The same numbers but in different order!

Notice that he had first $\displaystyle \frac{-1\pm\sqrt{3k^2+1}}{-k}$ which gives the two solutions $\displaystyle \frac{-1+\sqrt{3k^2+1}}{-k}= \frac{1-\sqrt{3k^2+1}}{k}$ and $\displaystyle \frac{-1- \sqrt{3k^2+1}}{-k}= \frac{1+\sqrt{k^2+1}}{k}$.

e^(i*pi) just changed from $\displaystyle \pm$ to $\displaystyle \mp$ to make it clear that the $\displaystyle -\sqrt{k^2+1}$ had changed to $\displaystyle +\sqrt{k^2+1}$ and vice-versa. Of course, it is the same two solutions.

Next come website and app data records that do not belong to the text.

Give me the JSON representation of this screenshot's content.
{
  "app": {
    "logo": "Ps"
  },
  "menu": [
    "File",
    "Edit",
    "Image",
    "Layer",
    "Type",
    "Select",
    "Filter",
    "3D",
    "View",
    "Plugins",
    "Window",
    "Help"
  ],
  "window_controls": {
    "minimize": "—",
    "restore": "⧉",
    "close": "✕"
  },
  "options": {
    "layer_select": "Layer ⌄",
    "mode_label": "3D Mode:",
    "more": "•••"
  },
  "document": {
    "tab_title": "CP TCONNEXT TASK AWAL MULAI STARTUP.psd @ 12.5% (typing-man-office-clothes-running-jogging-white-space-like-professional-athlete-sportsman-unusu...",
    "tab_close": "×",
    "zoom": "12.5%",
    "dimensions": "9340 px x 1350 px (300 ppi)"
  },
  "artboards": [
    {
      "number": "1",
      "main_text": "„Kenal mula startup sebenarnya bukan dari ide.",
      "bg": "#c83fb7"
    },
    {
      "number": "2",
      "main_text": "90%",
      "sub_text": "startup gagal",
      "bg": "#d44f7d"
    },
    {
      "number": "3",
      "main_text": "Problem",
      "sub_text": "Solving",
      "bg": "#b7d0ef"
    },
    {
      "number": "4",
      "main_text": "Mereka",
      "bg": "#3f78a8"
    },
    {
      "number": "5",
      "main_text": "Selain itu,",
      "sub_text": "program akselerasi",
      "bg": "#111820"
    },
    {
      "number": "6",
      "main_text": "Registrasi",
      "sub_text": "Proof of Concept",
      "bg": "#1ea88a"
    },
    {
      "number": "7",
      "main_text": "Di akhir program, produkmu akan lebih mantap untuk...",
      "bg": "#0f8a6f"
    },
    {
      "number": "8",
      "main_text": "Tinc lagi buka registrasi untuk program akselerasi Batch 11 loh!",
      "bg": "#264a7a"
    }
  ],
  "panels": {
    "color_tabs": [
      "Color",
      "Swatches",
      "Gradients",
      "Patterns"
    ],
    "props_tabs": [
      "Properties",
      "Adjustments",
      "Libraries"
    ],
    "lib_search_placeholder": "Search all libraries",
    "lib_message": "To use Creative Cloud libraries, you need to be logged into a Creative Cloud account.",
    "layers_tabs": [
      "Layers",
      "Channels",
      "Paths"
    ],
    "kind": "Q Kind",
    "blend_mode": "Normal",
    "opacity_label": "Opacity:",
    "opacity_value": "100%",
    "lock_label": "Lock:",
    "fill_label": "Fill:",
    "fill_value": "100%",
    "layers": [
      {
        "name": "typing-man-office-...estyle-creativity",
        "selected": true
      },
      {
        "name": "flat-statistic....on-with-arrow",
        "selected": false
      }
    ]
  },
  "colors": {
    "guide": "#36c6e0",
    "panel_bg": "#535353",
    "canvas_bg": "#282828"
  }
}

8. Originally Posted by Joker37
How did you get from this....
Joker, check this out. It will help you understand the quadratic formula in it's entirety. Remember, as e-pi has asserted, that generally all constants and variables are considered as coefficient to the quadratic term in question. EG

$\displaystyle 2y^3zx^2+yz^4x+19yz=0$ is quadratic in x (you just have to see it). To isolate x, use $\displaystyle a=2y^3z,b=yz^4,\text{ and }c=19yz$.

http://www.mathhelpforum.com/math-he...c-formula.html